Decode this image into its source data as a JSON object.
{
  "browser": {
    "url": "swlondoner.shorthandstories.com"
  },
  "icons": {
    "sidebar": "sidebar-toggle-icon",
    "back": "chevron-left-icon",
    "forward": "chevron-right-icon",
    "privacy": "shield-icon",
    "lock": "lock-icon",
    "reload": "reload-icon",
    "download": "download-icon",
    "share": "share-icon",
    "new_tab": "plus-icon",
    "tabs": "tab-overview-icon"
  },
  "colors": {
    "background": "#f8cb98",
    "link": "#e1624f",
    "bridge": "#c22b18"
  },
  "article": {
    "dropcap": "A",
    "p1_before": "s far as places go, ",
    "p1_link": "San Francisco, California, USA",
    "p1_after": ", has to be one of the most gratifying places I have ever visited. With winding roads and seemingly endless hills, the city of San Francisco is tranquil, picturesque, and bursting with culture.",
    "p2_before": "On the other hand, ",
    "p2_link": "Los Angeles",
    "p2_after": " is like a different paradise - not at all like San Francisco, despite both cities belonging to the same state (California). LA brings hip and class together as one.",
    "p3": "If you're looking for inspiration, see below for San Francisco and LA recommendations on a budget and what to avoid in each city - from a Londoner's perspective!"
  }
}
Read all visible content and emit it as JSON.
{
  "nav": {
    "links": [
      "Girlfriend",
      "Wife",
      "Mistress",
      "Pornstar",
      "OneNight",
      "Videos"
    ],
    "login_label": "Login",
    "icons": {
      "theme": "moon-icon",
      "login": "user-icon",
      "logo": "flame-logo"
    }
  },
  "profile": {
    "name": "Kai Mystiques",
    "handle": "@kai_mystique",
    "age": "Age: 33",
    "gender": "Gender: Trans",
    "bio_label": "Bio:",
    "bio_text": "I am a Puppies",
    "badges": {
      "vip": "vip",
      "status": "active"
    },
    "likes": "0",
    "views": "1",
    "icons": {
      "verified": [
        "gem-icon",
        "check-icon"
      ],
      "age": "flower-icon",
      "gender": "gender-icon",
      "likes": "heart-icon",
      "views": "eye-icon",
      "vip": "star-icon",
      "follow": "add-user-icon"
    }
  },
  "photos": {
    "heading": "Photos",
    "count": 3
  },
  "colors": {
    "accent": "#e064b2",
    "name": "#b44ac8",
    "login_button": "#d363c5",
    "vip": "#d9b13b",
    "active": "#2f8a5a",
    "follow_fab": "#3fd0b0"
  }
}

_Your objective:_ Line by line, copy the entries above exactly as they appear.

_Response to this exercise:_
Decode this image into its source data as a JSON object.
{
  "browser": {
    "url": "swlondoner.shorthandstories.com"
  },
  "icons": {
    "sidebar": "sidebar-toggle-icon",
    "back": "chevron-left-icon",
    "forward": "chevron-right-icon",
    "privacy": "shield-icon",
    "lock": "lock-icon",
    "reload": "reload-icon",
    "download": "download-icon",
    "share": "share-icon",
    "new_tab": "plus-icon",
    "tabs": "tab-overview-icon"
  },
  "colors": {
    "background": "#f8cb98",
    "link": "#e1624f",
    "bridge": "#c22b18"
  },
  "article": {
    "dropcap": "A",
    "p1_before": "s far as places go, ",
    "p1_link": "San Francisco, California, USA",
    "p1_after": ", has to be one of the most gratifying places I have ever visited. With winding roads and seemingly endless hills, the city of San Francisco is tranquil, picturesque, and bursting with culture.",
    "p2_before": "On the other hand, ",
    "p2_link": "Los Angeles",
    "p2_after": " is like a different paradise - not at all like San Francisco, despite both cities belonging to the same state (California). LA brings hip and class together as one.",
    "p3": "If you're looking for inspiration, see below for San Francisco and LA recommendations on a budget and what to avoid in each city - from a Londoner's perspective!"
  }
}
Read all visible content and emit it as JSON.
{
  "nav": {
    "links": [
      "Girlfriend",
      "Wife",
      "Mistress",
      "Pornstar",
      "OneNight",
      "Videos"
    ],
    "login_label": "Login",
    "icons": {
      "theme": "moon-icon",
      "login": "user-icon",
      "logo": "flame-logo"
    }
  },
  "profile": {
    "name": "Kai Mystiques",
    "handle": "@kai_mystique",
    "age": "Age: 33",
    "gender": "Gender: Trans",
    "bio_label": "Bio:",
    "bio_text": "I am a Puppies",
    "badges": {
      "vip": "vip",
      "status": "active"
    },
    "likes": "0",
    "views": "1",
    "icons": {
      "verified": [
        "gem-icon",
        "check-icon"
      ],
      "age": "flower-icon",
      "gender": "gender-icon",
      "likes": "heart-icon",
      "views": "eye-icon",
      "vip": "star-icon",
      "follow": "add-user-icon"
    }
  },
  "photos": {
    "heading": "Photos",
    "count": 3
  },
  "colors": {
    "accent": "#e064b2",
    "name": "#b44ac8",
    "login_button": "#d363c5",
    "vip": "#d9b13b",
    "active": "#2f8a5a",
    "follow_fab": "#3fd0b0"
  }
}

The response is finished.